Article

American, 19th century, female.

Born 1859, in Philadelphia; died 1908, in Philadelphia.

Painter, decorative designer.

Carol H. Beck collaborated in the decoration of some of the large public buildings of Philadelphia.

Article

Simon Jervis

(b Hilter, nr Osnabrück, 1804; d New York, Oct 15, 1863).
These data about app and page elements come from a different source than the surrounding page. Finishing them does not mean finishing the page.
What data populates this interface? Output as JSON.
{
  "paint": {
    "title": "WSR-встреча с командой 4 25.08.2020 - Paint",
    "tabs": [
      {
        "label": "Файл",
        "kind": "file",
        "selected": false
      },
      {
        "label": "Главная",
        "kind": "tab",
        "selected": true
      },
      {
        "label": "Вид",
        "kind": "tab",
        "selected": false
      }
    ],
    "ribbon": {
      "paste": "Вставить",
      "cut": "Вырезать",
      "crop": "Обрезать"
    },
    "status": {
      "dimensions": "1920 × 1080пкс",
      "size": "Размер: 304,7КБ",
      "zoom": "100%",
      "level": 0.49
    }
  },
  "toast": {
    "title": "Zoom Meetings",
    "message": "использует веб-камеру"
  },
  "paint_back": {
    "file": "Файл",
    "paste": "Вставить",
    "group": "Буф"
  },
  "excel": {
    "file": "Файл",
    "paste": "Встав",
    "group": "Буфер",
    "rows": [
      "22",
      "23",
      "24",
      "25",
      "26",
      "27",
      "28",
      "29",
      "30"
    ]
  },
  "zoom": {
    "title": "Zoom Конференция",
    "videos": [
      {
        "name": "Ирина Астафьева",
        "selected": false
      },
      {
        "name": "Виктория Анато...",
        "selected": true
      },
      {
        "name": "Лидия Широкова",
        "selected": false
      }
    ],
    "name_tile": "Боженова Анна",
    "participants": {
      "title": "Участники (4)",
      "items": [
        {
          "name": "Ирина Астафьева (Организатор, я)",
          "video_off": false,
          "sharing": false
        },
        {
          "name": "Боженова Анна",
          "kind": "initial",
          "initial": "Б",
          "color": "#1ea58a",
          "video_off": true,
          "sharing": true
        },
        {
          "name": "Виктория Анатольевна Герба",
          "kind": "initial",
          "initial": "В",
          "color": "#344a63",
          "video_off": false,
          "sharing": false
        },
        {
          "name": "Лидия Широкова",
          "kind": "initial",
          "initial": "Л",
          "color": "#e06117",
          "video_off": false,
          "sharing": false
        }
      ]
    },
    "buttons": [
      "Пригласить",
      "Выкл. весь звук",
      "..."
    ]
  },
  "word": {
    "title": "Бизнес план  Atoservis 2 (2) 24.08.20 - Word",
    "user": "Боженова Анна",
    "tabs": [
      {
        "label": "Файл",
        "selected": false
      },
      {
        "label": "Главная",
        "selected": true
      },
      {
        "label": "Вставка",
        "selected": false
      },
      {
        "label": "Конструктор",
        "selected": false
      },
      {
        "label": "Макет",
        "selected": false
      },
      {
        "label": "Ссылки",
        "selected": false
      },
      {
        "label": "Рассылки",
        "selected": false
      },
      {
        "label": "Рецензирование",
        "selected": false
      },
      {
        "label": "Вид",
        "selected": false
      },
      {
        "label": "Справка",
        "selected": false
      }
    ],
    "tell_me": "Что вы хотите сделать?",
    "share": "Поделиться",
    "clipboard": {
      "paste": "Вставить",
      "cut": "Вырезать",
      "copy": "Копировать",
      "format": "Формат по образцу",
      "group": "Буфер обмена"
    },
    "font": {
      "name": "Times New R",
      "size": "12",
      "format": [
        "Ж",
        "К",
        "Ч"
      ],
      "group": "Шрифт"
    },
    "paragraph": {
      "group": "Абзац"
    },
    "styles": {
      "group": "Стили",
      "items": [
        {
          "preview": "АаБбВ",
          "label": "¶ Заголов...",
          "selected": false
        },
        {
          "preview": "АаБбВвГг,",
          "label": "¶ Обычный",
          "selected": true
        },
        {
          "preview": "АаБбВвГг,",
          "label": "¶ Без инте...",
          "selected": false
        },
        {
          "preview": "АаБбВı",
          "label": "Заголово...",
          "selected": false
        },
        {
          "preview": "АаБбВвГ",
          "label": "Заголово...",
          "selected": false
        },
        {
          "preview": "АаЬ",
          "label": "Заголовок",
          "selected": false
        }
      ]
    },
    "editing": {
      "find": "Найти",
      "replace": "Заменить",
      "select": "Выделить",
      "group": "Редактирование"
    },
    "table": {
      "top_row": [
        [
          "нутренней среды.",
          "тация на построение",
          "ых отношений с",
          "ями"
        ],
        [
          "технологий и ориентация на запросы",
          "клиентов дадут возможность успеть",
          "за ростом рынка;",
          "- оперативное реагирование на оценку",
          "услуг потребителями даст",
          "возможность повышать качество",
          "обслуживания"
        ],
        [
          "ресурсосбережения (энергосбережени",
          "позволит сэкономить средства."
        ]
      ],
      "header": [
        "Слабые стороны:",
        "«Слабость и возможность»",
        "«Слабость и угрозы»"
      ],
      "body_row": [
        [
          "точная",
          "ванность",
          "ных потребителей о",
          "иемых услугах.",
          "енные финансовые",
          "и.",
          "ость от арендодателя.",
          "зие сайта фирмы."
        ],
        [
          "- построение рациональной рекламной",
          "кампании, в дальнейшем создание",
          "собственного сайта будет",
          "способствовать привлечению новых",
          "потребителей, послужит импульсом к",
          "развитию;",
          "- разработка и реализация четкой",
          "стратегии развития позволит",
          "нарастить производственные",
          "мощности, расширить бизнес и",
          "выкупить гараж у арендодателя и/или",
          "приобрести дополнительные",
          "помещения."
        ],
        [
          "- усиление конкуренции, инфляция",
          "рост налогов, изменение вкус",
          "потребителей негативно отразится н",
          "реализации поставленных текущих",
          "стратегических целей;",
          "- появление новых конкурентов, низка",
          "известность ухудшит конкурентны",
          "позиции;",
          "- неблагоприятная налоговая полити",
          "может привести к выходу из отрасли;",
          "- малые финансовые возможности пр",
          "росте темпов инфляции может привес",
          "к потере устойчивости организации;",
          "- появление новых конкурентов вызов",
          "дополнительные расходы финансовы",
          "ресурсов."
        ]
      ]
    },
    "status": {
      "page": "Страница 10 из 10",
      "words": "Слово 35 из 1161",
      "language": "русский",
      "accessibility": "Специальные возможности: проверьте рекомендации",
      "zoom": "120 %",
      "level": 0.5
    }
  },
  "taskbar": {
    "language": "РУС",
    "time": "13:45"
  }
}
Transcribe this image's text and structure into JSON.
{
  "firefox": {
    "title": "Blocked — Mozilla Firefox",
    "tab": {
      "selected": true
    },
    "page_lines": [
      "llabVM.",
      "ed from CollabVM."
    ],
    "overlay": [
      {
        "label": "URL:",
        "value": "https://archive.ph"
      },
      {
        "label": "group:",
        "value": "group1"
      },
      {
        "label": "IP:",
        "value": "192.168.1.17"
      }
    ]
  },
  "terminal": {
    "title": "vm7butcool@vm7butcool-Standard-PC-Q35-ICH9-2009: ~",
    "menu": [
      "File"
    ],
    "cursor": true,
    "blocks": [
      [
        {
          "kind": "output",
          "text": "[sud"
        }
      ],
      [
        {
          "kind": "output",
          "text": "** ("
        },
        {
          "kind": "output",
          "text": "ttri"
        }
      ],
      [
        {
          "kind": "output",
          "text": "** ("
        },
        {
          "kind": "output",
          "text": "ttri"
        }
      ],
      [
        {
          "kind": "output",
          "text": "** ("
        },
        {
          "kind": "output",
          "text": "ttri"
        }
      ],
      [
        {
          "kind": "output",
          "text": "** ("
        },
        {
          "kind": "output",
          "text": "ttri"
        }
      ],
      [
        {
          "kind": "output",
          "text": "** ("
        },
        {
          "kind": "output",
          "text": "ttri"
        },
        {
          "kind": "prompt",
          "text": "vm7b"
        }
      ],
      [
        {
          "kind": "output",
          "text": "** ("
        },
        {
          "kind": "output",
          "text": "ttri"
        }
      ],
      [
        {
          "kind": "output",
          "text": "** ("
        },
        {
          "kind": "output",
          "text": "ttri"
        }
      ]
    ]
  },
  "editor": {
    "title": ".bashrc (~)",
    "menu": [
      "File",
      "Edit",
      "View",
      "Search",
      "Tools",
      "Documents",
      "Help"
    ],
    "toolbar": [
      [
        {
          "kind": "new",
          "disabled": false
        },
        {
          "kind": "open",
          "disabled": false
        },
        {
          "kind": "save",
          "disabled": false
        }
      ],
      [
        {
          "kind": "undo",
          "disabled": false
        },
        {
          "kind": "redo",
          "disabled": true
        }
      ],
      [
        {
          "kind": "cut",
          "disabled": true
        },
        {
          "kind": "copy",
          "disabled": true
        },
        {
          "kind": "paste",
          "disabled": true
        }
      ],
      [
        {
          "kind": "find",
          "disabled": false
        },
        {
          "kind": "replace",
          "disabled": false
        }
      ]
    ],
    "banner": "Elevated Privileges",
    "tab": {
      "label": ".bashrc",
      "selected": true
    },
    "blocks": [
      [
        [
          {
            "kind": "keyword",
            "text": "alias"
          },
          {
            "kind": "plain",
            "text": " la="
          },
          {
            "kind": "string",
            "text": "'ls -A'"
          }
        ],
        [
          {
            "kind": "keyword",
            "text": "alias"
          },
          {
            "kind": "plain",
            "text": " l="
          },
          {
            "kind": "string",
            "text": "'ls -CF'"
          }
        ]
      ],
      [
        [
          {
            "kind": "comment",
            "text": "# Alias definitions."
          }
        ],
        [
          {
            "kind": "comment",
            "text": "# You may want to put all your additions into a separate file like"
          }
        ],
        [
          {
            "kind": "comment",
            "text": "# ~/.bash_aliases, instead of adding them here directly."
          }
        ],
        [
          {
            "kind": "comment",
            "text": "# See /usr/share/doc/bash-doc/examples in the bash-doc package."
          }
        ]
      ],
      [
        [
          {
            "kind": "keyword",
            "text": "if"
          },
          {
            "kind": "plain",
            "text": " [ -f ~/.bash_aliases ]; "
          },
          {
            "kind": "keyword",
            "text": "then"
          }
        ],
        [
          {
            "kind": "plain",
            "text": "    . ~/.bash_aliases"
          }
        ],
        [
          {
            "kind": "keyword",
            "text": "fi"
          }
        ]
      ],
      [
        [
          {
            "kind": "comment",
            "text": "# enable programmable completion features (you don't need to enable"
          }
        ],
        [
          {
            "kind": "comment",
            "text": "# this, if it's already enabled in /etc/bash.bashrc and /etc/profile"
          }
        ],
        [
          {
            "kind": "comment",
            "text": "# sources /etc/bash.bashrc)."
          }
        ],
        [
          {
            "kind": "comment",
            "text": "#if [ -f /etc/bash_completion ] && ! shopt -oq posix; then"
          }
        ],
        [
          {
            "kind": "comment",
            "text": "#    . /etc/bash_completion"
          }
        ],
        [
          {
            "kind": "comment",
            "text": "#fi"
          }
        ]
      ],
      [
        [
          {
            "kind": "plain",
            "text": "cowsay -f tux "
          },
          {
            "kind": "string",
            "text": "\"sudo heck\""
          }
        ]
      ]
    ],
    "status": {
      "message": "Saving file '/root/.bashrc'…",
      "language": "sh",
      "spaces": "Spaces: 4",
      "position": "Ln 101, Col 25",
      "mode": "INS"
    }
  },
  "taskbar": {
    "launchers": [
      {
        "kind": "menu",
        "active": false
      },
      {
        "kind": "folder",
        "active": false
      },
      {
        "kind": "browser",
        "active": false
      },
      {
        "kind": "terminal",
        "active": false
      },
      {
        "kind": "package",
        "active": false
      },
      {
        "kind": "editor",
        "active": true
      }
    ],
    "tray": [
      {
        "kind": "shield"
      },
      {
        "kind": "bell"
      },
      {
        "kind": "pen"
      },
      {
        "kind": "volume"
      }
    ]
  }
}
American cabinetmaker of German birth. He arrived in New York in 1833 and became a naturalized American citizen in 1839. He was established as a cabinetmaker by 1844 and showed an ebony and ivory table at the New York Exhibition of the Industry of All Nations in 1853. In the following year he opened a five-storey factory on East 76th Street near Third Avenue. In 1856 Belter’s brother-in-law John H. Springmeyer joined the firm. William Springmeyer and Frederic Springmeyer joined in 1861, and in 1865 the firm’s name was changed to Springmeyer Bros; it went bankrupt in 1867. Belter’s fame is for technical innovation, reflected in four patents: the first, in 1847, for a device to saw openwork patterns into curved chair backs; the second, in 1856, for a two-piece bedstead of laminated construction; the third, in 1858, for a refinement to his process for achieving laminated construction with three-dimensional curves; and the fourth, in ...

Article

American, 19th – 20th century, male.

Born 17 May 1865, in Chillicothe (Ohio).

Draughtsman, decorative designer, writer.

John Bennett studied at the Art Students League in New York and at the Cincinnati Academy. He wrote and illustrated The Pigtail of Ah Lee Ben Loo (published 1928...

Article

American, 19th century, male.

Born 8 July 1845, in Boston (Massachusetts).

Painter, illustrator, decorative designer.

James Henry Blake was a pupil of Rimnier and Hollingsworth in New York. He specialised in scientific subjects, but also painted a number of landscapes and taught art.

Article

American, 19th – 20th century, female.

Born 1875, in Jamaica Plain (Massachusetts).

Painter, miniaturist, decorative designer.

Ethel Blanchard studied under Frank Benson, Halle and Edmond Tarbell. She was a member of the Society of American Miniaturists and a teacher. In 1901 she became a member of the Copley Society....

Article

American, 19th – 20th century, male.

Born 15 December 1848, in Brooklyn (New York City); died 12 October 1936, in New York.

Painter, mosaic designer, writer. Allegorical subjects, figures, portraits, decorative schemes, genre scenes. Murals.

Edwin Howland Blashfield studied in Paris under Léon Bonnat (1867-1869, 1875-1880), and received guidance from Jean-Léon Gérôme and Henri-Michel-Antoine Chapu. He studied the decorations of Pierre Puvis de Chavannes, Jean-Paul Laurens and Paul Baudry in the Panthéon in Paris. During a trip to Englandin 1887, Blashfield associated with Anglo-American artists Edwin Austin Abbey, John Singer Sargent, Lawrence Alma-Tadema and Frederic Leighton. He returned to the USA in 1881. He later travelled to Italy to see frescoes, and also visited Switzerland, Germany and Belgium. Blashfield was President of the National Academy of Design....